Northern Line Extension Tbms Lowered Below Ground16.02.17
The cutting heads and shields of Helen and Amy, the two 6 metre diameter tunnel boring machines (TBMs) that will excavate and line the major part of the new running tunnels, have been lifted from the surface and lowered down into the crossover box, from where the tunnelling to Kennington starts.
Helen was lifted and lowered on Sunday 12 February, and Amy on Tuesday 14 February.
Derek Whelan, FLO TBM Project Manager, said, “Successfully lifting what both together was 600 tonnes of machinery is undoubtedly a major feat. This operation has been nine months in planning and seeing it come to fruition was very rewarding! It has been a great team effort and I am proud of the hard work and dedication of everyone involved.”
Lifting a 295 tonne, 6m diameter TBM is a highly technical process with many challenges. Prior to the lift, enabling works had to be completed safely and on time. Crane pad foundation construction, crossover box construction, TBM assembly, SCL adit construction and TBM slide rail installation were just some of the works that have been carried out in preparation for the lift.
The lift was carried out using a 750 tonne Liebherr LR1750 crawler crane. 35 lorry loads delivered the enormous crane.
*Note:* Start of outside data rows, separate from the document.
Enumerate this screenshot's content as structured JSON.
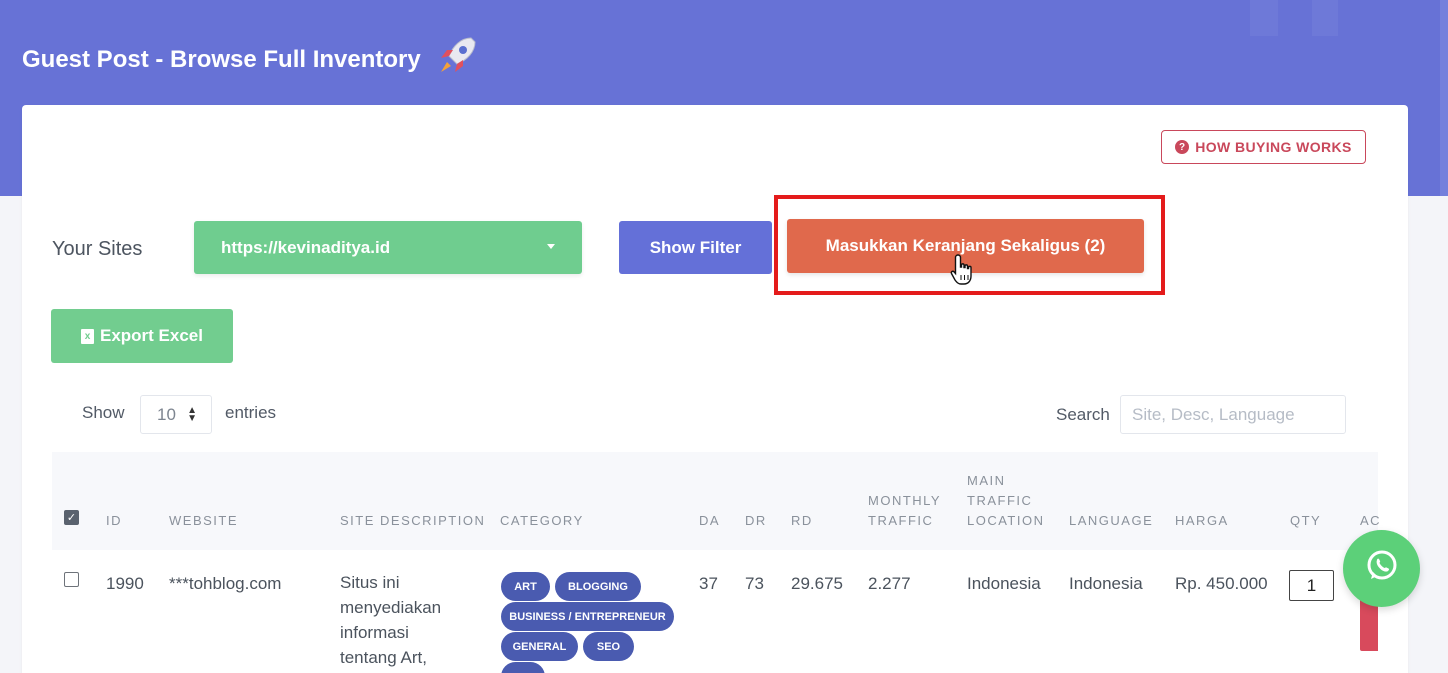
{
  "header": {
    "title": "Guest Post - Browse Full Inventory",
    "icon": "rocket-icon"
  },
  "how_buying_works": {
    "label": "HOW BUYING WORKS",
    "icon": "question-circle-icon"
  },
  "sites": {
    "label": "Your Sites",
    "selected": "https://kevinaditya.id"
  },
  "toolbar": {
    "show_filter_label": "Show Filter",
    "add_all_to_cart_label": "Masukkan Keranjang Sekaligus (2)",
    "export_label": "Export Excel"
  },
  "length_menu": {
    "show_label": "Show",
    "value": "10",
    "entries_label": "entries"
  },
  "search": {
    "label": "Search",
    "placeholder": "Site, Desc, Language"
  },
  "table": {
    "columns": {
      "id": "ID",
      "website": "WEBSITE",
      "site_description": "SITE DESCRIPTION",
      "category": "CATEGORY",
      "da": "DA",
      "dr": "DR",
      "rd": "RD",
      "monthly_traffic_1": "MONTHLY",
      "monthly_traffic_2": "TRAFFIC",
      "main_location_1": "MAIN",
      "main_location_2": "TRAFFIC",
      "main_location_3": "LOCATION",
      "language": "LANGUAGE",
      "harga": "HARGA",
      "qty": "QTY",
      "action": "AC"
    },
    "rows": [
      {
        "id": "1990",
        "website": "***tohblog.com",
        "description_lines": [
          "Situs ini",
          "menyediakan",
          "informasi",
          "tentang Art,"
        ],
        "categories": [
          "ART",
          "BLOGGING",
          "BUSINESS / ENTREPRENEUR",
          "GENERAL",
          "SEO"
        ],
        "da": "37",
        "dr": "73",
        "rd": "29.675",
        "monthly_traffic": "2.277",
        "main_location": "Indonesia",
        "language": "Indonesia",
        "harga": "Rp. 450.000",
        "qty": "1"
      }
    ]
  },
  "colors": {
    "header_bg": "#6772d6",
    "site_select": "#6fcd8f",
    "show_filter": "#6470d8",
    "cart_button": "#e0694c",
    "highlight": "#e41b1b",
    "tag": "#4a5bb0",
    "whatsapp": "#5cd079"
  }
}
The first delivery arrived on Monday 6 February, upon which assembly began. A test lift took place prior to each of the TBM lifts.
The TBMs were each lowered into the ground perpendicular to the direction they will be tunnelling in as a result of the constraints placed by the props running along the crossover box. Following this, each TBM was rotated 90 degrees to line up with the launch rails and then jacked into the launch tunnels.
After the first lift, the crane was relocated and reloaded to facilitate the second lift. It was a challenge to manoeuvre the 750 tonne crane due to space constraints. Following this, reloading the ballast, or steel weights placed at the rear of the crane to provide stability, in such a tight time scale was a testament to the expertise of our team members involved. Each lift took around three hours to complete. However, it comprised many hours of planning and preparation, with the involvement of a team of more than 20 people.
It all came down to planning, precision in the execution and the right weather conditions. Jonathan Cooper, London Underground Project Manager said, “The team have demonstrated an outstanding commitment to safety whilst working incredibly hard to ensure the date for the contract lift was met. This gives us the best chance of launching the TBMs on time. Well done all!”
David Darcy, FLO Project Director, said: "Everyone involved in enabling this milestone to be achieved can be very proud. It is a very significant step in the overall engineering and construction of the project.
Now the TBM shields are down, with each one being positioned in its prepared launch chamber, there is a further intensive period over the coming weeks to finally assemble the machines and to connect the back-up gantries and their equipment to each TBM and to test and commission each TBM to enable the start of digging. It is planned that Helen starts digging the southbound running tunnel in late March, and Amy the northbound one month later. Between them, Helen and Amy will excavate over 286,000 tonnes of ground and install 3,288 precast concrete tunnel lining segments.
It is not just the TBMs that are necessary. They are part of a system, fitting the physical constraints of the Battersea site, that will see ground excavated, conveyed out of the tunnels to the cross-over box, up to the surface using a high angled conveyor, conveyed at high level across the Battersea Power Station development site that is under construction by others, directly discharged into barges and transported away down the River Thames to landfill near Tilbury. Going into the tunnels, and erected simultaneously with the ground coming out, will be the tunnel lining segments. This whole system has to be ready for the TBM start.
We look forward to this exciting phase."